Junk
Michelle Reale

He drove up the driveway fast and stopped with a screech right before he hit the garage door.
The corpse of our heater laid on the concrete slab which made up our backyard. Uncle Jimmy came to haul it away. "Dad's not home," I told him. "I'll wait," he said.

The sky threatened rain, the air thick with humidity. My uncle lit a cigarette with a dirty book of matches, leaned against the truck. He looked at the sky, then at me. He frowned like I was to blame for what he didn't find there.
My jean shorts cut into my chubby thighs. My "Cutie Pie" t-shirt showed my bra. Uncle Jimmy noticed. He smoked four cigarettes passing the time. We did not speak.

On Sunday nights at my grandmother's house, cigarettes after the heavy meal. Ashes were tipped into the remains. Character assassination would begin, the worst for Uncle Jimmy. Mother called my father's brother "fairy Mary." She was wrong.

Uncle Jimmy threw a half-smoked cigarette down on the ground. He rubbed his hands impatiently on his jeans, beat out a tune on his thighs and walked toward me. I moved backwards; fell into the rusty sheet metal. Blood trickled into my sneaker. My uncle stopped moving. My Dad was home.

My father mopped his neck with a yellowed handkerchief, asked me where my mother was. I shrugged. He placed a rough hand on his brother's shoulder and glanced at my ankle.

Uncle Jimmy laughed hard, his thick yellow tongue vibrated.
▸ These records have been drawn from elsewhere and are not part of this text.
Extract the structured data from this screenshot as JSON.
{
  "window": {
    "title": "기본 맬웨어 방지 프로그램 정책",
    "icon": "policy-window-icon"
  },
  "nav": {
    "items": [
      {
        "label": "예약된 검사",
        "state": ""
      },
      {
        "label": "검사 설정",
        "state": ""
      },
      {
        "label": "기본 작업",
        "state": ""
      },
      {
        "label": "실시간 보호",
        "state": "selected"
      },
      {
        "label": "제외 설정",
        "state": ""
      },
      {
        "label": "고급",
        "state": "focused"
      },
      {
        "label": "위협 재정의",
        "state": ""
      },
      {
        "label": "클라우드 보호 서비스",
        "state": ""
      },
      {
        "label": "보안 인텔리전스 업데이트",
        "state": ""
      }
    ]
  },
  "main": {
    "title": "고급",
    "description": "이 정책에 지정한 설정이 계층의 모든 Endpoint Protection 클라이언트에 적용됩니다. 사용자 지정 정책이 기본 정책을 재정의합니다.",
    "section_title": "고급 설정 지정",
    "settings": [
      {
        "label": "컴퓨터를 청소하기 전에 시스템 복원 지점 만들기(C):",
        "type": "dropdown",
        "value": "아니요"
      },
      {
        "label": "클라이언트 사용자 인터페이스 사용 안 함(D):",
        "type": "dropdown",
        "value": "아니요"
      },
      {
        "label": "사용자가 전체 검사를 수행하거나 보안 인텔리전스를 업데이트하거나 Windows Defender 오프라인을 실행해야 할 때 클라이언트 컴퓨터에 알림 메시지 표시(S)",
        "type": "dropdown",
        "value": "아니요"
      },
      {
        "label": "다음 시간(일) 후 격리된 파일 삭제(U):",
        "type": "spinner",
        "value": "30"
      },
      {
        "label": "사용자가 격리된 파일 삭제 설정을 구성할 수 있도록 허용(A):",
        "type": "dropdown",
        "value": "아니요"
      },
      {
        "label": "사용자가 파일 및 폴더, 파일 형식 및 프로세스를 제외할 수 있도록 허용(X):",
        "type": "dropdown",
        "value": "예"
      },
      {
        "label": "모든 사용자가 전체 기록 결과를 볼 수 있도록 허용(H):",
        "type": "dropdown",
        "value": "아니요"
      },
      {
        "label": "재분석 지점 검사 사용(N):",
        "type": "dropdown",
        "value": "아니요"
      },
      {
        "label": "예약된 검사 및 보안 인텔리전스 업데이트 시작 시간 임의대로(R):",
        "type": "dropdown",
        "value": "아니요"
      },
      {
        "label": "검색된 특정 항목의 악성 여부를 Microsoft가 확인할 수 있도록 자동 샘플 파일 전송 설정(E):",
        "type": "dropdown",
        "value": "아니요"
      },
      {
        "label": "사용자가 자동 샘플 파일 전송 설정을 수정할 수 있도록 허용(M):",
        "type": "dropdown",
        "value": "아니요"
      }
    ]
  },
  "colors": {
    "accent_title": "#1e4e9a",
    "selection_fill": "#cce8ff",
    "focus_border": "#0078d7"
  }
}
My father moved away from him, but not toward me.
"Clumsy kid you got there," he said, like it was all he knew about me.